The Coastal Trawl Survey samples nearshore, trawlable habitat (mostly sandy and muddy bottom) in state and federal waters from central North Carolina to central Florida. Their trawls catch a variety of species such as spot and croaker, sharks and rays, mackerel, many species of invertebrates, and even turtles. The Coastal Trawl Survey has been funded by the Southeast Area Monitoring, and Assessment Program - South Atlantic (SEAMAP-SA) since 1986.
The Reef Fish Survey samples offshore, hard bottom habitat (rocks, boulder, or ledges with attached corals, sponges, algae) within federal waters from central North Carolina to southern Florida. They use traps and bottom longlines to catch a variety of snappers, groupers, porgies, and tilefishes.

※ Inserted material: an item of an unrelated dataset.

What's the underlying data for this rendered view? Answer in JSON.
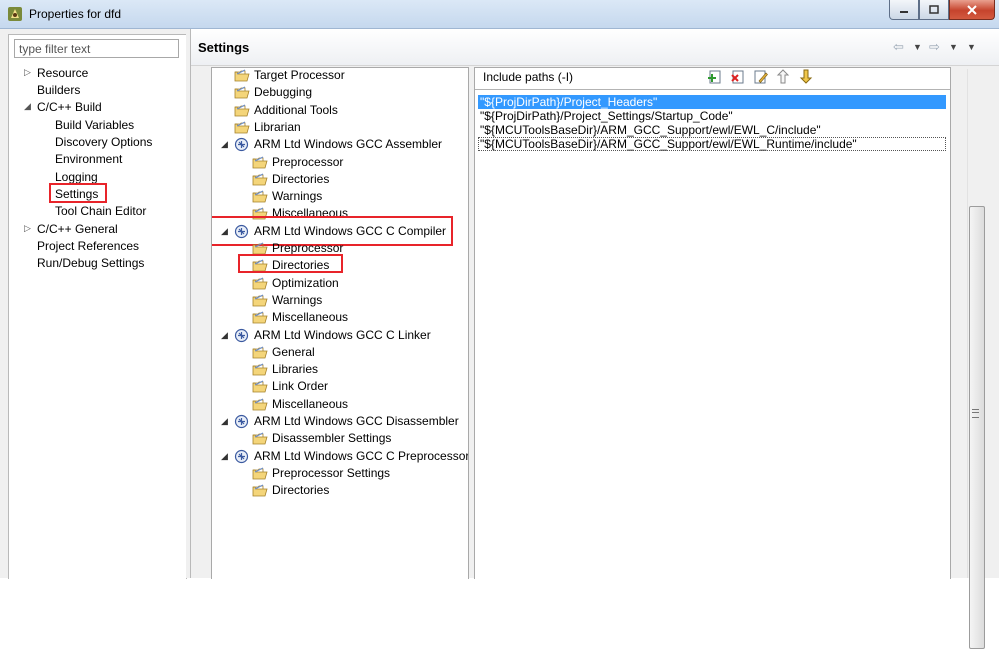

The Reef Fish Survey was funded solely by the Marine Resources Monitoring, Assessment, and Prediction (MARMAP) program from 1972 to 2009. Since 2010, the Reef Fish Survey has been part of a collaborative group called the Southeast Reef Fish Survey (SERFS) funded by MARMAP, SEAMAP-SA, and the Southeast Fishery Independent Survey (SEFIS) which is housed at the Southeast Fisheries Science Center, National Oceanic and Atmospheric Administration.
The primary mission of the Turtle Survey is to monitor temporal and spatial changes in the distribution, relative abundance, demographic structure, and health of sea turtles captured by trawling in coastal waters between South Carolina and north Florida. Five of the world’s seven species of sea turtle have been captured in this survey since inception in 2000, but two species (loggerhead and Kemp’s ridley) comprise 99% of all sea turtle captures to date. Data collected by this survey have been used to inform management decisions for these long-lived species that require decades to reach sexual maturity, and consequently, have remained protected under the Endangered Species Act for the past four decades. Similar data collection efforts in estuarine habitats (but using passively fished nets deployed and retrieved by hand) began for diamondback terrapins began in 2013 and for sea turtles in 2018.
The Coastal Receiver Array program monitors selected areas using submerged receivers that detect and record the presence of a wide variety of animals tagged with acoustic transmitters as they swim past. The presence data collected by these receivers provides managers with a sense of where and when species occur off SC, areas with disproportionate detection, and the ability to monitor changes in these distribution patterns over time in response to changing environmental conditions. Collection of this type of distribution data is valuable for interpreting trends in surveys that focus on catch rates for the same species.